return 0;
}

This solution contains 21 empty lines, 31 comments and 8 preprocessor commands.

Interactive test

You can submit your own input to my program and it will be instantly processed at my server:

Number of test cases (1-5):

Input data (separated by spaces or newlines):
Note: Enter all digits to be used

This is equivalent to
echo "1 12345" | ./118

Output:

(please click 'Go !')

Note: the original problem's input 987654321 cannot be entered
because just copying results is a soft skill reserved for idiots.

(this interactive test is still under development, computations will be aborted after one second)

Benchmark

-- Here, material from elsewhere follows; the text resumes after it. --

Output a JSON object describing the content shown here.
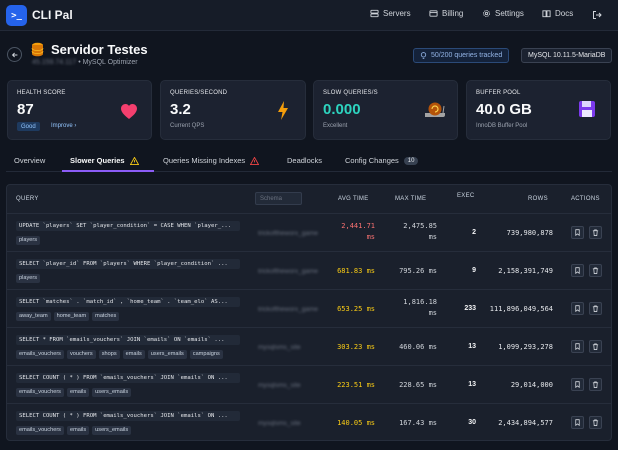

The correct solution to the original Project Euler problem was found in 0.21 seconds on a Intel® Core™ i7-2600K CPU @ 3.40GHz.
Peak memory usage was about 11 MByte.

(compiled for x86_64 / Linux, GCC flags: -O3 -march=native -fno-exceptions -fno-rtti -std=c++11 -DORIGINAL)

See here for a comparison of all solutions.

Note: interactive tests run on a weaker (=slower) computer. Some interactive tests are compiled without -DORIGINAL.

Changelog

May 18, 2017 submitted solution
May 18, 2017 added comments

Hackerrank

see https://www.hackerrank.com/contests/projecteuler/challenges/euler118

My code solved 9 out of 12 test cases (score: 60%)

I failed 3 test cases due to wrong answers and 0 because of timeouts

Difficulty

Project Euler ranks this problem at 45% (out of 100%).

Hackerrank describes this problem as hard.

Note:
Hackerrank has strict execution time limits (typically 2 seconds for C++ code) and often a much wider input range than the original problem.
In my opinion, Hackerrank's modified problems are usually a lot harder to solve. As a rule thumb: brute-force is never an option.

Links

projecteuler.net/thread=118 - the best forum on the subject (note: you have to submit the correct solution first)

Code in various languages:

Python: www.mathblog.dk/project-euler-118-sets-prime-elements/ (written by Kristian Edlund)
Java: github.com/nayuki/Project-Euler-solutions/blob/master/java/p118.java (written by Nayuki)

Heatmap

green problems solve the original Project Euler problem and have a perfect score of 100% at Hackerrank, too.
yellow problems score less than 100% at Hackerrank (but still solve the original problem).
gray problems are already solved but I haven't published my solution yet.
blue problems are already solved and there wasn't a Hackerrank version of it (at the time I solved it) or I didn't care about it because it differed too much.

Please click on a problem's number to open my solution to that problem:

1 2 3 4 5 6 7 8 9 10 11 12 13 14 15 16 17 18 19 20 21 22 23 24 25
26 27 28 29 30 31 32 33 34 35 36 37 38 39 40 41 42 43 44 45 46 47 48 49 50
51 52 53 54 55 56 57 58 59 60 61 62 63 64 65 66 67 68 69 70 71 72 73 74 75
76 77 78 79 80 81 82 83 84 85 86 87 88 89 90 91 92 93 94 95 96 97 98 99 100
101 102 103 104 105 106 107 108 109 110 111 112 113 114 115 116 117 118 119 120 121 122 123 124 125
126 127 128 129 130 131 132 133 134 135 136 137 138 139 140 141 142 143 144 145 146 147 148 149 150
151 152 153 154 155 156 157 158 159 160 161 162 163 164 165 166 167 168 169 170 171 172 173 174 175
176 177 178 179 180 181 182 183 184 185 186 187 188 189 190 191 192 193 194 195 196 197 198 199 200
The 133 solved problems had an average difficulty of 16.9% at Project Euler and I scored 11,174 points (out of 12300) at Hackerrank's Project Euler+.
more about me can be found on my homepage.
some names mentioned on this site may be trademarks of their respective owners.
thanks to the KaTeX team for their great typesetting library !